■ The data:
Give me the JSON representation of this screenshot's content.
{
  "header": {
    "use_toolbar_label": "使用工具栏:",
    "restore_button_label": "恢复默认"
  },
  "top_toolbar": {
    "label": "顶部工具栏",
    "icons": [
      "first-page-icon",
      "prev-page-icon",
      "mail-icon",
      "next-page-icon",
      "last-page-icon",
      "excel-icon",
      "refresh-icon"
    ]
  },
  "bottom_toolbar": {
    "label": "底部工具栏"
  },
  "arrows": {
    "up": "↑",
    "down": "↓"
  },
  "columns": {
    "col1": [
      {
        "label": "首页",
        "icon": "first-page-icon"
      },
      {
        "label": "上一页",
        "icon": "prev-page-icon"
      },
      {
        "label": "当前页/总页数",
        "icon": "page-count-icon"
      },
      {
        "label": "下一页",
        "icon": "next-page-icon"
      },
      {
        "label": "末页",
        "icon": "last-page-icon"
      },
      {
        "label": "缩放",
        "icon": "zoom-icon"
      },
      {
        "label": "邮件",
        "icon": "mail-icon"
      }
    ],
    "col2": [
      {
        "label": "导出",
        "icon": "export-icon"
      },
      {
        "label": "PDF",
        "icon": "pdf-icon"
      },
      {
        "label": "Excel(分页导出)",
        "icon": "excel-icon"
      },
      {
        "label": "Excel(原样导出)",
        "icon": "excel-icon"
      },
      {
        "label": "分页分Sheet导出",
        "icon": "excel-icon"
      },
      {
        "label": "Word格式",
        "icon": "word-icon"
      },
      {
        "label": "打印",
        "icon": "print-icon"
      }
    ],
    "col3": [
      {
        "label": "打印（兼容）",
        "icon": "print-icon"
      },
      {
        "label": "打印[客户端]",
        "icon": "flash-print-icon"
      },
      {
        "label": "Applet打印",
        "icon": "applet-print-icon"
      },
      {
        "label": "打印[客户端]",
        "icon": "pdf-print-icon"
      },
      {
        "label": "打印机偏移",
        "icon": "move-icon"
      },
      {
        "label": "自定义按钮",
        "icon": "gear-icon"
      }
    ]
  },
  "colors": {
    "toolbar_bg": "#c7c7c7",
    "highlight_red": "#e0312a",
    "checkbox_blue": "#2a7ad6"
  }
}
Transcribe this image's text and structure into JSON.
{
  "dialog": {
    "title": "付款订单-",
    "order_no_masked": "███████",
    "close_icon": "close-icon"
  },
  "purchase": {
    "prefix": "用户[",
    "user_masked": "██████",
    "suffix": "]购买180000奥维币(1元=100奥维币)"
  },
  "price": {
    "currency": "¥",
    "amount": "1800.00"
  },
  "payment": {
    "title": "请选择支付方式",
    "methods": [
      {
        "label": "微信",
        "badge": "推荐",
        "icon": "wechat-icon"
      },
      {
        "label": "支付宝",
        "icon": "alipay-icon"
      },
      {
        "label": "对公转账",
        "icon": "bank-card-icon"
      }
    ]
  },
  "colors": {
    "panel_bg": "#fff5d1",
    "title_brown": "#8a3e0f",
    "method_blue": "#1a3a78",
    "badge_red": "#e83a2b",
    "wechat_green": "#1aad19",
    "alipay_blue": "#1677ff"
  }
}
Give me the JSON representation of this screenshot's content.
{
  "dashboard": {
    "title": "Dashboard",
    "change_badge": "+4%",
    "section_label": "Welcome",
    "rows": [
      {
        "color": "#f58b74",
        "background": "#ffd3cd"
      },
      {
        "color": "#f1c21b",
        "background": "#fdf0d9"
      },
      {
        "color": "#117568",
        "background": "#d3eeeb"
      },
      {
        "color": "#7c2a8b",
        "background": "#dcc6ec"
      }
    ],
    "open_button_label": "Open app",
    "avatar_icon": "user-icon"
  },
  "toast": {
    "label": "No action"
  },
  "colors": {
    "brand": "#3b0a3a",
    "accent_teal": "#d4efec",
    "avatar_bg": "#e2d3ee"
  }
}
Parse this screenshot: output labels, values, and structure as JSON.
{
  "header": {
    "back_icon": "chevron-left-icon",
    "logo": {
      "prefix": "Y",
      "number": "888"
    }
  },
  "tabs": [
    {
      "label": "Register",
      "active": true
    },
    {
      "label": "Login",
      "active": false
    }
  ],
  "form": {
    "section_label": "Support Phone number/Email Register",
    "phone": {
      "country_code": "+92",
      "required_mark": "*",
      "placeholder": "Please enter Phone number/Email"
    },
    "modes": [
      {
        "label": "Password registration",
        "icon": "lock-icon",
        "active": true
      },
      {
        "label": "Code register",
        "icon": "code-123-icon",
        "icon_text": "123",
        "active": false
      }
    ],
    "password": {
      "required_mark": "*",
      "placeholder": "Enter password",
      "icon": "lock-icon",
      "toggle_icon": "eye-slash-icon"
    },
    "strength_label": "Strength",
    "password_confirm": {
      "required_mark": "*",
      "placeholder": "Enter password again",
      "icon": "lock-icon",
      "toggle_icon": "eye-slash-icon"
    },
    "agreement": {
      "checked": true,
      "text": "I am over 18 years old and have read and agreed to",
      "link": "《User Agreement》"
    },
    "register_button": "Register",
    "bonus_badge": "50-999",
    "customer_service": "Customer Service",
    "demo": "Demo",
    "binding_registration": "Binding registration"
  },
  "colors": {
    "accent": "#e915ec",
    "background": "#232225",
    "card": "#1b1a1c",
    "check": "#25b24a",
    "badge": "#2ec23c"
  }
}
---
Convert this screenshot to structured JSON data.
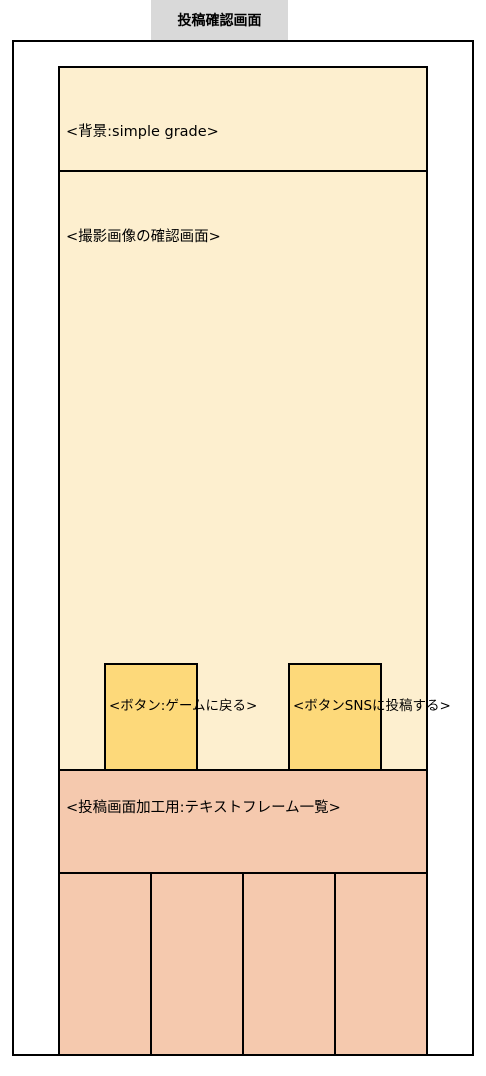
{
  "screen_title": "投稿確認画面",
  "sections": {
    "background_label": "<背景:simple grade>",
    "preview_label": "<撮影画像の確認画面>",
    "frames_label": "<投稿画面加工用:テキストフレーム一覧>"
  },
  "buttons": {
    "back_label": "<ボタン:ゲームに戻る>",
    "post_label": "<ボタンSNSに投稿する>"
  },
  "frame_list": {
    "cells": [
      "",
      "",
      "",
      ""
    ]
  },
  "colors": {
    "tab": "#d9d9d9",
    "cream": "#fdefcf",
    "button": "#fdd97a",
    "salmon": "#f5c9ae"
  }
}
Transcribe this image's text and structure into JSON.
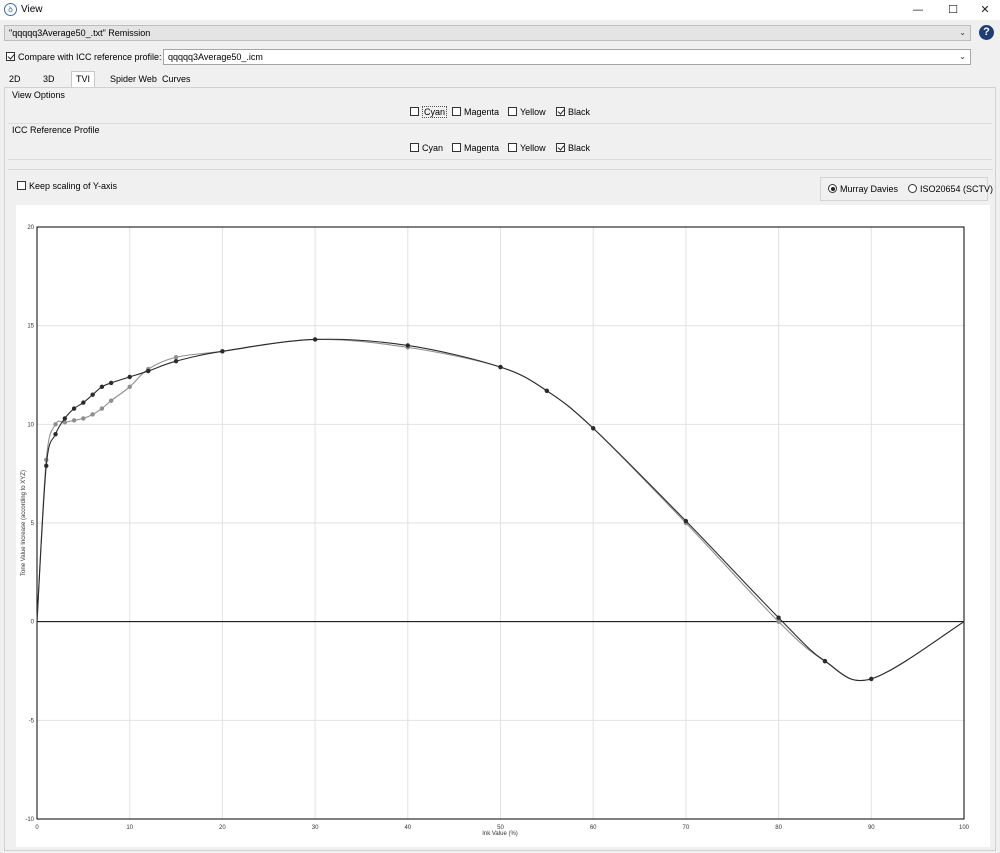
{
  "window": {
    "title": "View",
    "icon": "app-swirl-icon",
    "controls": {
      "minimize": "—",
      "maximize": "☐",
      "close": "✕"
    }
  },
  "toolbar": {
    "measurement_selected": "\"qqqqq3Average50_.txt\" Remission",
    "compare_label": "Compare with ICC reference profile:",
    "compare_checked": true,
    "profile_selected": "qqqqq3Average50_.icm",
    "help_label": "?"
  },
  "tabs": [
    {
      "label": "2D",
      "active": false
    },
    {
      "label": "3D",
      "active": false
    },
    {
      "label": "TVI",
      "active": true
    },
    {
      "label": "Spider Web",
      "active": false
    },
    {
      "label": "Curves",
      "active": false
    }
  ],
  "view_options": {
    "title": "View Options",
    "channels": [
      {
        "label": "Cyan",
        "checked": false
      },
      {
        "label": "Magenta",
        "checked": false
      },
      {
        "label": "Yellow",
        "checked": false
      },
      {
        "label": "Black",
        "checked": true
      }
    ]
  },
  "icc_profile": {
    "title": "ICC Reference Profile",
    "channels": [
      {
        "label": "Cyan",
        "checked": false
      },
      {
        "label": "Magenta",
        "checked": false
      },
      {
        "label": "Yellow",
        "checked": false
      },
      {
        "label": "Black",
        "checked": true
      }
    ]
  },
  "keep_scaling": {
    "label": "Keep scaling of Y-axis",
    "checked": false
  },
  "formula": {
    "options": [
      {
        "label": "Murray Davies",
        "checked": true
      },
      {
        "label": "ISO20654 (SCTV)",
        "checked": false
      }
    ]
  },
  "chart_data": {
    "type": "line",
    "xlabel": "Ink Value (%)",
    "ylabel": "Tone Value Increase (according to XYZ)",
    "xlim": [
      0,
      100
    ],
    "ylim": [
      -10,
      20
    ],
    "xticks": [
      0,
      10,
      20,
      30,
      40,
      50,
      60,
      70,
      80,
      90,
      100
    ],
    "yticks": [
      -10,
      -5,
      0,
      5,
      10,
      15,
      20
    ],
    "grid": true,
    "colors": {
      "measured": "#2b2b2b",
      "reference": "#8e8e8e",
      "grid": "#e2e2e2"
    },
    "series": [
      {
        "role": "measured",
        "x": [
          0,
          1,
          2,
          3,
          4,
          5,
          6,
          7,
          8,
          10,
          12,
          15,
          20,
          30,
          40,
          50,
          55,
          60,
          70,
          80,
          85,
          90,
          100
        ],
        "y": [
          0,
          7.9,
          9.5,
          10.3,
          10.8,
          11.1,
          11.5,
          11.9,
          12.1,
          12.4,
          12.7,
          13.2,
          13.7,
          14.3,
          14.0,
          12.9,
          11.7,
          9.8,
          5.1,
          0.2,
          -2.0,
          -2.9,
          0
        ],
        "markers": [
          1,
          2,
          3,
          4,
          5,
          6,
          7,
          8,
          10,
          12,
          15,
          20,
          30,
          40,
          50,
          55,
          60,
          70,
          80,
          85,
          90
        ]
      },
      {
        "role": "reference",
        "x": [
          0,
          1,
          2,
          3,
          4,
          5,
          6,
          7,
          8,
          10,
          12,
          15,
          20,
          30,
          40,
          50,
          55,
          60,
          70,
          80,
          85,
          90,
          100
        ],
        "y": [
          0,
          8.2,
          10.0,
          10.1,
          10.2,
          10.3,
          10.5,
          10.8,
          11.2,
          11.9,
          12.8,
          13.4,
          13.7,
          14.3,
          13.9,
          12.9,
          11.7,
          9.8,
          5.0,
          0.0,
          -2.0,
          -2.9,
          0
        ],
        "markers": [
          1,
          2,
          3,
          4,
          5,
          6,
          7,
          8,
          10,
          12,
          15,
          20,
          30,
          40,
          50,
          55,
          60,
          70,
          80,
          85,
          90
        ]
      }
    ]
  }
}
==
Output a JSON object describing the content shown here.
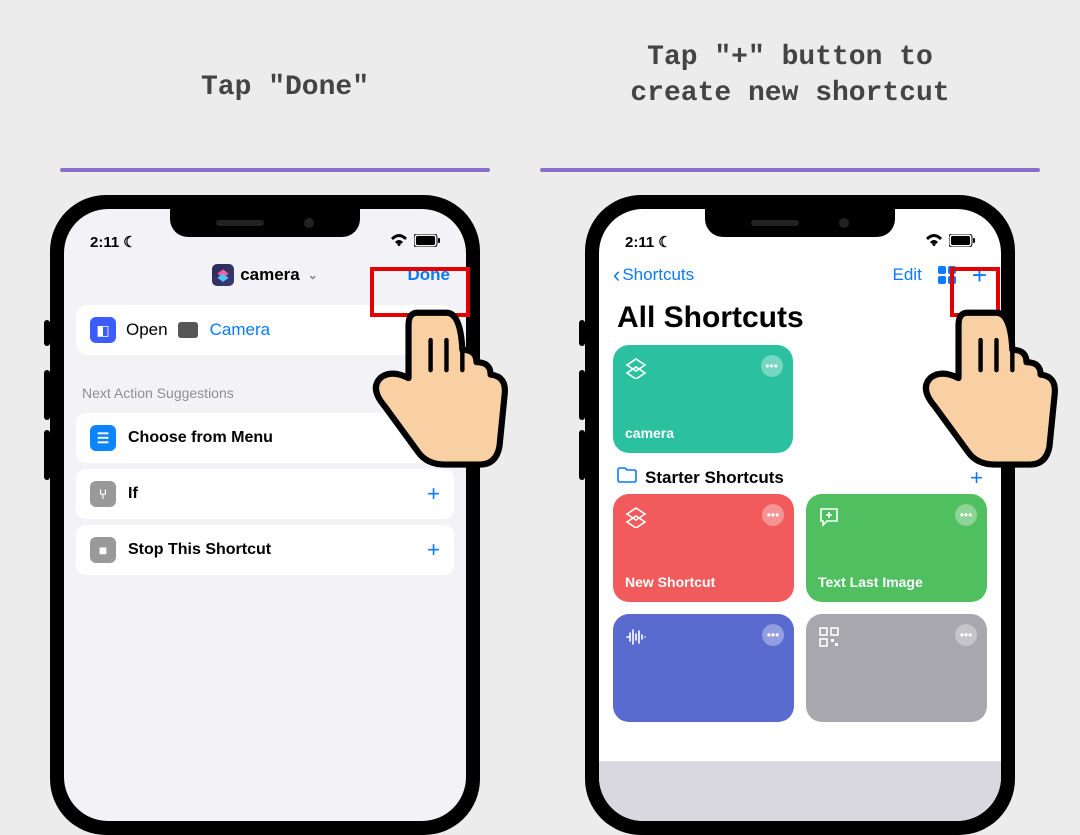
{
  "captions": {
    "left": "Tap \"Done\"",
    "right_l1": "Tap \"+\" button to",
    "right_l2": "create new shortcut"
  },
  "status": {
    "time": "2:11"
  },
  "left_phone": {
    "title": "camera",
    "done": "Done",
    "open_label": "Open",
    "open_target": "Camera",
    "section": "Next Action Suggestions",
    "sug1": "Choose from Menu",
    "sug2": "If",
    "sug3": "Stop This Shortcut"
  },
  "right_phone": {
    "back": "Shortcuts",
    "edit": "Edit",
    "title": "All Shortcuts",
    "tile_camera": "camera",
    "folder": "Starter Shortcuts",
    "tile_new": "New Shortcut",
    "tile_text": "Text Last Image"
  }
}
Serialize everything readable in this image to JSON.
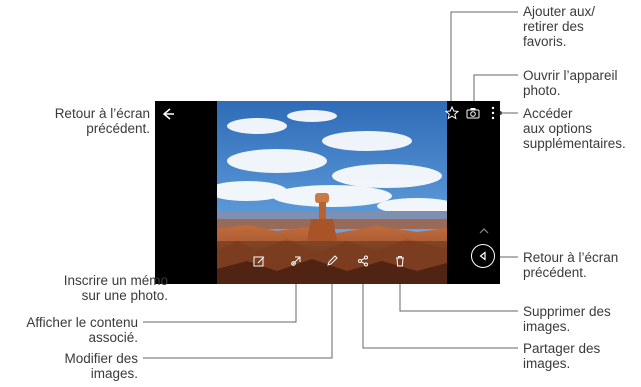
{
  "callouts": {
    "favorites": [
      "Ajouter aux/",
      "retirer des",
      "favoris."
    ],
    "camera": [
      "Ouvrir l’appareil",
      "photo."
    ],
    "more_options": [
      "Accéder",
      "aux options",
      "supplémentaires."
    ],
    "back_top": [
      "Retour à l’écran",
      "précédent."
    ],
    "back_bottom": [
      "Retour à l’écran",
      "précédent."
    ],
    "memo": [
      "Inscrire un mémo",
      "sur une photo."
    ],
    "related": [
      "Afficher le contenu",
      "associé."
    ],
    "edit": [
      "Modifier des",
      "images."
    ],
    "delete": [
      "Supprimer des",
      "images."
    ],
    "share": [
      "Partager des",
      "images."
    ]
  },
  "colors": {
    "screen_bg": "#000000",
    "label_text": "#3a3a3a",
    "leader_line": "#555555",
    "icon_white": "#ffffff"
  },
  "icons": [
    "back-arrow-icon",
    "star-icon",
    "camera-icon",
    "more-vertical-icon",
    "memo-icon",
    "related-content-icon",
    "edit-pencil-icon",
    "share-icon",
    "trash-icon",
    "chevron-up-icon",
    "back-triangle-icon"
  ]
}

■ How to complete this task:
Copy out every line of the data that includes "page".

■ Response for this exercise:
      "first-page-icon",
      "prev-page-icon",
      "next-page-icon",
      "last-page-icon",
        "icon": "first-page-icon"
        "icon": "prev-page-icon"
        "icon": "page-count-icon"
        "icon": "next-page-icon"
        "icon": "last-page-icon"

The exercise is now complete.